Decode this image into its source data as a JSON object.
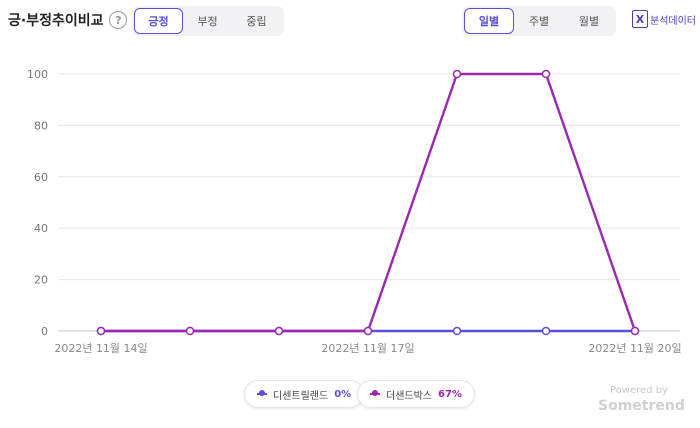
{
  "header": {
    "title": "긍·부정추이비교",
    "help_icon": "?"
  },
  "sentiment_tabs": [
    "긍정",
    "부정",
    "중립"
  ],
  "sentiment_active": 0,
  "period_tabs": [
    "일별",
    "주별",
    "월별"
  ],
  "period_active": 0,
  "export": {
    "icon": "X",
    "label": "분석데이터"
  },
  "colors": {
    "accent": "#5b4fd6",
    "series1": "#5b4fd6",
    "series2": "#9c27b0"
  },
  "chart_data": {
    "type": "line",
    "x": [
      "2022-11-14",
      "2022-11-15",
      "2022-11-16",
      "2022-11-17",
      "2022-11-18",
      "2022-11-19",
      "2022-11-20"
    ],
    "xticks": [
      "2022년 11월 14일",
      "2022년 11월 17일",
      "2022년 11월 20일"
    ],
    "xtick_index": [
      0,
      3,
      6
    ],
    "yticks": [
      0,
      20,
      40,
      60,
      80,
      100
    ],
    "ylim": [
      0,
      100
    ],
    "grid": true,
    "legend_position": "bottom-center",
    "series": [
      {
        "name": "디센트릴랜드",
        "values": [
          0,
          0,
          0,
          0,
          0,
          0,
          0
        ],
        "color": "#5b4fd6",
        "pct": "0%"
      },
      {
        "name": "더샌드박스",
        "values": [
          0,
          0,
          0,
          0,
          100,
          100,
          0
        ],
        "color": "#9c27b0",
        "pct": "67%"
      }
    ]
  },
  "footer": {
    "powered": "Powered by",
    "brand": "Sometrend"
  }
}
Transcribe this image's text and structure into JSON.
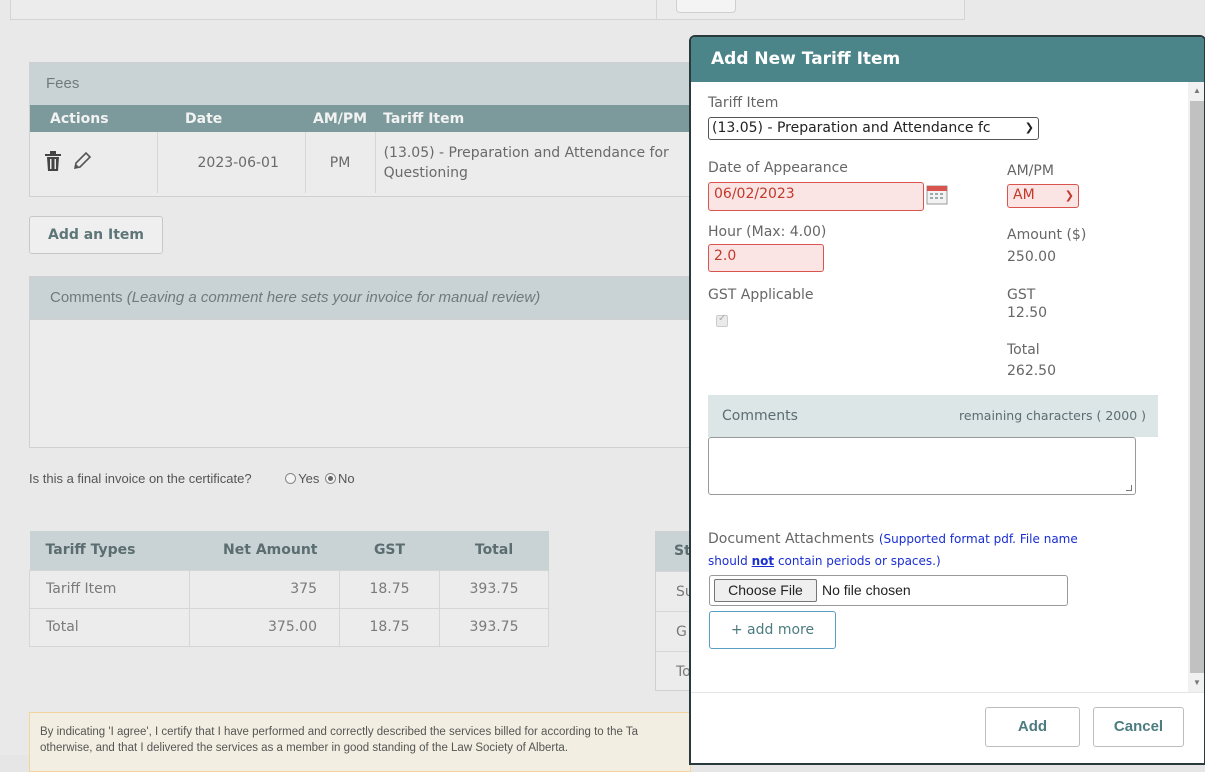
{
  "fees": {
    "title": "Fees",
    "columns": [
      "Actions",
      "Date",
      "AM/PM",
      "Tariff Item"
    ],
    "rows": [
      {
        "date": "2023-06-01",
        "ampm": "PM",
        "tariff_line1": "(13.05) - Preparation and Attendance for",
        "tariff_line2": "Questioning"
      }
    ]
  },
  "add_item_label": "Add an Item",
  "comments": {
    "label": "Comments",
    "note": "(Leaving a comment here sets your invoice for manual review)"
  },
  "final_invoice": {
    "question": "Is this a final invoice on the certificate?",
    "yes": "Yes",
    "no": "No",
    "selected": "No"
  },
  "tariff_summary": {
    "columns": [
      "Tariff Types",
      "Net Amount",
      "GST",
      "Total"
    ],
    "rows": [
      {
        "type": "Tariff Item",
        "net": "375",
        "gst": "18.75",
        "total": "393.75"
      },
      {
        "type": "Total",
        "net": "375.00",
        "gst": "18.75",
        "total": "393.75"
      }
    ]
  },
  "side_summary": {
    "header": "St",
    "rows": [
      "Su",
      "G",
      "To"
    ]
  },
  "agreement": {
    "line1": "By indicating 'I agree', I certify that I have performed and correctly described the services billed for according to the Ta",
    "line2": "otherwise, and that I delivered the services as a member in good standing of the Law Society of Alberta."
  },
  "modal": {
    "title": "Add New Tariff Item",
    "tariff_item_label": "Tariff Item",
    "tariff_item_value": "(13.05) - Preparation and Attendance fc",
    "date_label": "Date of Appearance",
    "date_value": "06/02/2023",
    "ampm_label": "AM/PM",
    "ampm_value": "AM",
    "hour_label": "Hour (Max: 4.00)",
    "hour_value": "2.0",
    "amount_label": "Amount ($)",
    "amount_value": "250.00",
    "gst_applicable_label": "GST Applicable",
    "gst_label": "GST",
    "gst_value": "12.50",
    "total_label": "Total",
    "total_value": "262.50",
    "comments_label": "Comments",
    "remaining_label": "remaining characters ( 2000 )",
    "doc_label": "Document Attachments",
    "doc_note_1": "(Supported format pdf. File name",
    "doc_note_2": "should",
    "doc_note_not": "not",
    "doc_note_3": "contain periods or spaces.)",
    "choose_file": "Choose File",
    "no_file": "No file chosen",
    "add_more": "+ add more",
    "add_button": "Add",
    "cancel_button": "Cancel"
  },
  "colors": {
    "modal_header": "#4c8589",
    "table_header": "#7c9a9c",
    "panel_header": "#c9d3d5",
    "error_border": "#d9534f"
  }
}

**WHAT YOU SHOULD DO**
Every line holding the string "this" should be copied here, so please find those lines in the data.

**SOLVED EXERCISE**
Decode this image into its source data as a JSON object.
Transcribe this image's text and structure into JSON.
    "question": "Is this a final invoice on the certificate?",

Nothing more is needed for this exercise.